Perhaps it was almost like an escape valve in which we were all invited, through the words of Timothy Leary, to ‘turn on, tune in, drop out’ – all very ‘druggy’ and Neptunian.
It was a concept which was to mushroom with all the power of a nuclear explosion in the ensuing years, encapsulated astrologically and symbolically by the transformative meeting of Uranus and Pluto in Virgo. The changes instigated at that time have only cast stronger ripples in our world since then.
Part 2 will follow soon.
Copyright Francis Barker 2020
The 60s came and they declared You dead.
For a time many might have believed it.

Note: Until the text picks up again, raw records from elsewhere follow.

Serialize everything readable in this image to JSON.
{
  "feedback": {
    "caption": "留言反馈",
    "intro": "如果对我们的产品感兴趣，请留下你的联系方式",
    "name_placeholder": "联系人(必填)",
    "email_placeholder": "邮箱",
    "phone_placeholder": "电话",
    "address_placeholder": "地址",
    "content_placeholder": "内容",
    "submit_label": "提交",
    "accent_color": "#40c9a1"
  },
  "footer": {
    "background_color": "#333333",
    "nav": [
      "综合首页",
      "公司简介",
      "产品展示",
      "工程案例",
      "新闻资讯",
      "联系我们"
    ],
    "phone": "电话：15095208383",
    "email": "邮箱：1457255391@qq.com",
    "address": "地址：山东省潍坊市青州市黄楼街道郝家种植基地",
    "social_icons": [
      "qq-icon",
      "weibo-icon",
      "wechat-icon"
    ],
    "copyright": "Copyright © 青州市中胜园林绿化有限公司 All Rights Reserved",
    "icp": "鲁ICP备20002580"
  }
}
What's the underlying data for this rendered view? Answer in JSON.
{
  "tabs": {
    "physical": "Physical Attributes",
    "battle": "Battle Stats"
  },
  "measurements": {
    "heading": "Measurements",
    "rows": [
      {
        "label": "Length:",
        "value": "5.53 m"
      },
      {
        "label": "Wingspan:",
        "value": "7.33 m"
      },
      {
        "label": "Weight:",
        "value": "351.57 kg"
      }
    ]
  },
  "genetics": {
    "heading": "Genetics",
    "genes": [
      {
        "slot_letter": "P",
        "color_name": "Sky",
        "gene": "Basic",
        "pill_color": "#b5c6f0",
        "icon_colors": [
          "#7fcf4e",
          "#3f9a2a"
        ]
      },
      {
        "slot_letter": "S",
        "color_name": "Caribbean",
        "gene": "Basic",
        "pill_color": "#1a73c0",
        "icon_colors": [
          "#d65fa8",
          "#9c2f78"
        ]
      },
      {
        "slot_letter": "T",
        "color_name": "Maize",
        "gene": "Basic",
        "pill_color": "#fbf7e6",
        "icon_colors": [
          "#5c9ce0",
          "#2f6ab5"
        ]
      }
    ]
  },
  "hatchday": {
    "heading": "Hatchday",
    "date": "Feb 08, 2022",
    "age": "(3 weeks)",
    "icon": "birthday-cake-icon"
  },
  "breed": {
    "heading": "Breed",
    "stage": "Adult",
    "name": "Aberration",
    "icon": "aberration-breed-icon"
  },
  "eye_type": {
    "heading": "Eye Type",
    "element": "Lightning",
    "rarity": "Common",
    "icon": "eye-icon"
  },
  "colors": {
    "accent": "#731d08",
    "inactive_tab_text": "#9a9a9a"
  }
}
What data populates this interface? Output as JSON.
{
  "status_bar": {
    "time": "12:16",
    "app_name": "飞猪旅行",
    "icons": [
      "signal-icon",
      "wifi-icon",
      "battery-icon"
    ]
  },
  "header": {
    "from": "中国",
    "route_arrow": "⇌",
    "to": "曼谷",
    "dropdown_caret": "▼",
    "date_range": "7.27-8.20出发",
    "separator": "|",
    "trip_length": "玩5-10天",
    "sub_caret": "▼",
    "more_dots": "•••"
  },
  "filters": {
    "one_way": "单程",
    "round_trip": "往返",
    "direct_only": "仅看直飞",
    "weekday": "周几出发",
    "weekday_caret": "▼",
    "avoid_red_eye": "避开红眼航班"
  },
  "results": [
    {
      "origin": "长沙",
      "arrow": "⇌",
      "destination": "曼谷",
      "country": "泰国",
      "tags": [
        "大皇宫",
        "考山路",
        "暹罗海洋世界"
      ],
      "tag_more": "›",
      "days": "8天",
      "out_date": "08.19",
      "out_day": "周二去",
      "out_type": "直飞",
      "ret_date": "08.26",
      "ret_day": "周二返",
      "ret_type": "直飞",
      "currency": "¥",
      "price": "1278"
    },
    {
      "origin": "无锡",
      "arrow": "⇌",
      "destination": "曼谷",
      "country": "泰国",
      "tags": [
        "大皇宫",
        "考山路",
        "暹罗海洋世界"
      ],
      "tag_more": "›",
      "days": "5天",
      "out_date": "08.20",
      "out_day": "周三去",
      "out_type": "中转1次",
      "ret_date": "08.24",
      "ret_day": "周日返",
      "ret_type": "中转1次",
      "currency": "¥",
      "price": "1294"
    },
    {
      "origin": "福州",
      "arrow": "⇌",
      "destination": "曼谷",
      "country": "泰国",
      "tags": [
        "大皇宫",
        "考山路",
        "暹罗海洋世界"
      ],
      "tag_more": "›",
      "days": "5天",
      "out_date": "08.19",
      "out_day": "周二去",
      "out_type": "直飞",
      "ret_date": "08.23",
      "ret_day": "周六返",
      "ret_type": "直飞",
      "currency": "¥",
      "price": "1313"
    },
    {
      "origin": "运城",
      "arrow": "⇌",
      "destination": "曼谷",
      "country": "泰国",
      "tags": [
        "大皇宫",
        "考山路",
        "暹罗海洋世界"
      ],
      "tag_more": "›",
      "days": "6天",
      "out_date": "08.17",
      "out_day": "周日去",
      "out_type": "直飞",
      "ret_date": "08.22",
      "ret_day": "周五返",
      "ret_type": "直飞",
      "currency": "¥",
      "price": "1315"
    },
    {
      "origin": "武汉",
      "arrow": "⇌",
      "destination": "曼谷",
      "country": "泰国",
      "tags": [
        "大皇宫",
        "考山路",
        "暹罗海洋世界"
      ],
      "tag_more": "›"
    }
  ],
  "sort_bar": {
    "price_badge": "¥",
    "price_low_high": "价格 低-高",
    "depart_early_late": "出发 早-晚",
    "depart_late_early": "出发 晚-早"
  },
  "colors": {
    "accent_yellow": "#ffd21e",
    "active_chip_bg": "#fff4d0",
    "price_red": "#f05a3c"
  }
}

But events transpiring ever since
have only convinced me that You are —
and always will be —
that still small voice inside.
Peace and love have gone
Division has gone viral
So I turn to You
copyright Francis Barker 2020
It was really happening here
back in the sixties,
before it all turned sour
and the seventies made cynics of us all.
Back then you couldn’t move;
gangs on scooters and motor bikes,
the Mods and the Rockers,
had set the scene before us.
Then Year One came along, or so we thought;
the Summer of Love opened our eyes,
blew our minds, until we realised
that we too had been wrong.
It’s kind of quiet now,
the sea has reclaimed the place for itself,
like it always will,
as we shuffle off one by one
to some other place
beyond that wide horizon
copyright Francis Barker 2020
How far could we have pushed it? How far did we
dare? The cold didn’t
hit us so much then and our bones weren’t
the barometers they are now – not
so plainly breaking
down. And time, he was our slow
playground friend casting his long spell,
fooling us to think that
what we had was real.
But a new chord
could send our minds off in tangents to those
places of colour, much better imagined
than experienced. Two guitars, two
minds playing like John
and Paul, though minus their gifts, their
backgrounds; all still ideas
in the ether surrounding, mingling even with
Alexander’s breath, the vapours of many
great men – and
where are they? Great only
in books, and how much
lesser are we?
© poem and image copyright Dave Barker 2012